Another highlight for me was attending to Chuck Link’s presentation and talk Thursday afternoon at the Bust Half Nut Club General Meeting. There had to be over 50 people in the room. Chuck Link’s presentation was titled, “Collecting Liberty Capped Half Dollars and Stories Along the Way, a Journey with Friends.” Chuck shared a number of stories about the acquisition of rare and choice CB Half Dollars, and those who helped him in his Journey. I have a pretty nice 1807 “Beard Goddess” half dollar in my collection but Chuck topped this by having three high Condition Census examples in three different die states (photos below)! Here’s a link to Chuck’s Capped Bust Half Dollar PCGS Registry Set: https://www.pcgs.com/SetRegistry/half-dollars/early-half-dollars-specialty-sets/capped-bust-half-dollars-prime-die-variety-set-by-overton-circulation-strikes-1807-1836/alltimeset/93314 . Chuck’s talk was captured on video by the ANA. [I’m not sure how one might go about trying to find and view / listen to this video.]
Chuck Link also shared a slide on his recently acquired copy of the Beistle book on half dollars, a copy formerly owned by one of my favorite research subjects, Col. E.H.R. Green. The book was inscribed in 1929 to Col. Green from Beistle inside the front cover.
I unfortunately had to miss David Finkelstein’s presentation, “The 1,758 1794 Silver Dollars: Recently Found Mint Documents Dated 1794 and 1795.” Fortunately I talked with David earlier in the week and he filled me in on some of his new findings.
As always, I enjoyed talking with the many collectors and dealers that attended the show. Collector and Numismatist Jimmy Hayes knows of my interest and research into current and former collectors and collections of early dollars 1794 to 1804, and in particular Frank M. Stirling of Baton Rouge, LA. At the show Mr. Hayes gave me as a gift an old business card of Stirling’s that I had never seen before. My friend Jim Matthews pointed out the 1795 Flowing Hair Dollar photo on the card was the obverse of the R-8 1795 B-16 Dollar. I have seen this coin and it remains with the Stirling family to this day.

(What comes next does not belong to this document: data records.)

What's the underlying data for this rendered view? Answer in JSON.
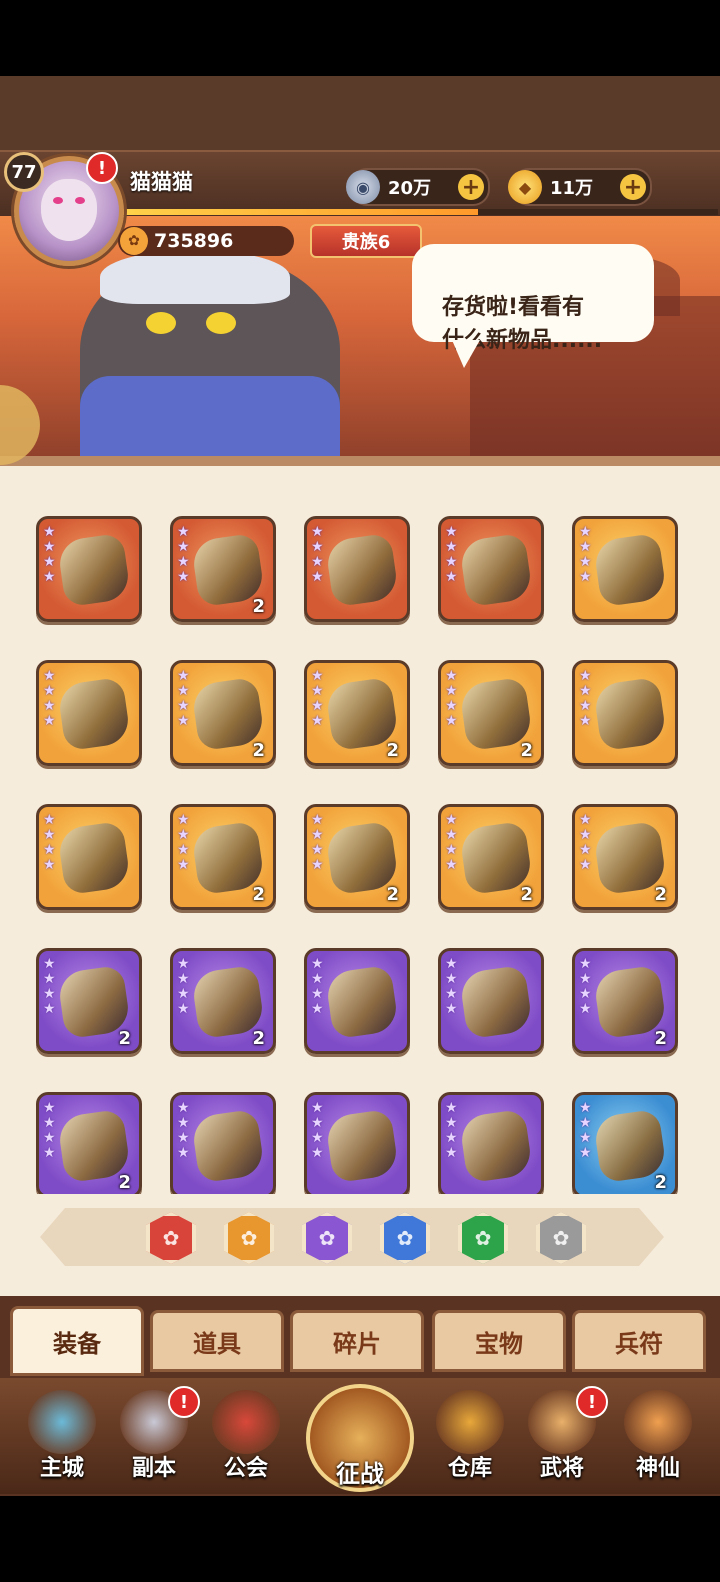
{
  "player": {
    "level": "77",
    "name": "猫猫猫",
    "power": "735896",
    "vip": "贵族6",
    "xp_fraction": 0.6
  },
  "currencies": [
    {
      "icon": "coin-icon",
      "value": "20万"
    },
    {
      "icon": "gold-ingot-icon",
      "value": "11万"
    }
  ],
  "banner": {
    "speech": "存货啦!看看有\n什么新物品......"
  },
  "alert_mark": "!",
  "items": [
    {
      "rarity": "red",
      "stars": 4,
      "count": ""
    },
    {
      "rarity": "red",
      "stars": 4,
      "count": "2"
    },
    {
      "rarity": "red",
      "stars": 4,
      "count": ""
    },
    {
      "rarity": "red",
      "stars": 4,
      "count": ""
    },
    {
      "rarity": "orange",
      "stars": 4,
      "count": ""
    },
    {
      "rarity": "orange",
      "stars": 4,
      "count": ""
    },
    {
      "rarity": "orange",
      "stars": 4,
      "count": "2"
    },
    {
      "rarity": "orange",
      "stars": 4,
      "count": "2"
    },
    {
      "rarity": "orange",
      "stars": 4,
      "count": "2"
    },
    {
      "rarity": "orange",
      "stars": 4,
      "count": ""
    },
    {
      "rarity": "orange",
      "stars": 4,
      "count": ""
    },
    {
      "rarity": "orange",
      "stars": 4,
      "count": "2"
    },
    {
      "rarity": "orange",
      "stars": 4,
      "count": "2"
    },
    {
      "rarity": "orange",
      "stars": 4,
      "count": "2"
    },
    {
      "rarity": "orange",
      "stars": 4,
      "count": "2"
    },
    {
      "rarity": "purple",
      "stars": 4,
      "count": "2"
    },
    {
      "rarity": "purple",
      "stars": 4,
      "count": "2"
    },
    {
      "rarity": "purple",
      "stars": 4,
      "count": ""
    },
    {
      "rarity": "purple",
      "stars": 4,
      "count": ""
    },
    {
      "rarity": "purple",
      "stars": 4,
      "count": "2"
    },
    {
      "rarity": "purple",
      "stars": 4,
      "count": "2"
    },
    {
      "rarity": "purple",
      "stars": 4,
      "count": ""
    },
    {
      "rarity": "purple",
      "stars": 4,
      "count": ""
    },
    {
      "rarity": "purple",
      "stars": 4,
      "count": ""
    },
    {
      "rarity": "blue",
      "stars": 4,
      "count": "2"
    }
  ],
  "rarity_filters": [
    {
      "name": "filter-red",
      "color": "#d9443a"
    },
    {
      "name": "filter-orange",
      "color": "#e8962e"
    },
    {
      "name": "filter-purple",
      "color": "#8a56d2"
    },
    {
      "name": "filter-blue",
      "color": "#3f78d8"
    },
    {
      "name": "filter-green",
      "color": "#2ea44a"
    },
    {
      "name": "filter-gray",
      "color": "#9a9a9a"
    }
  ],
  "tabs": [
    {
      "label": "装备",
      "active": true
    },
    {
      "label": "道具",
      "active": false
    },
    {
      "label": "碎片",
      "active": false
    },
    {
      "label": "宝物",
      "active": false
    },
    {
      "label": "兵符",
      "active": false
    }
  ],
  "nav": [
    {
      "label": "主城",
      "icon": "castle-icon",
      "alert": false
    },
    {
      "label": "副本",
      "icon": "sword-icon",
      "alert": true
    },
    {
      "label": "公会",
      "icon": "flag-icon",
      "alert": false
    },
    {
      "label": "征战",
      "icon": "battle-icon",
      "alert": false
    },
    {
      "label": "仓库",
      "icon": "treasure-bag-icon",
      "alert": false
    },
    {
      "label": "武将",
      "icon": "general-cat-icon",
      "alert": true
    },
    {
      "label": "神仙",
      "icon": "cat-face-icon",
      "alert": false
    }
  ]
}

This too may have been an omen as toward the end of the show I was able to place the unique 1795 B-21, BB-28 and the R-7, 1795 B-8, BB-15 Dollars from the Warren Miller Collection with a new early dollar collector. The 1795 B-8, BB-15 Dollar is the finest known specimen by far and has passed from early dollar collector to early dollar collector over the years, starting with F.C.C. Boyd (1945 World’s Greatest Collection), Adolph Freidman, Milferd H. Bolender (and the Bolender Plate Coin), K. P. Austin, Alfred and Jacque Ostheimer, H. Roland Willasch, Jim Matthews, and Warren Miller. As Andy Lustig and I purchased the Miller early dollar collection I guess you might say that technically Andy and I have owned the coin (if only for a year or so)! For more on this coin and the rare 1795 Dollars please see my article, “The Story of Bolender’s 1795 Flowing Hair and Draped Bust Dollars” in the latest issue of the John Reich Journal (Volume 27 / Issue 2) on pages 29-38.
All in all a great ANA!
W. David Perkins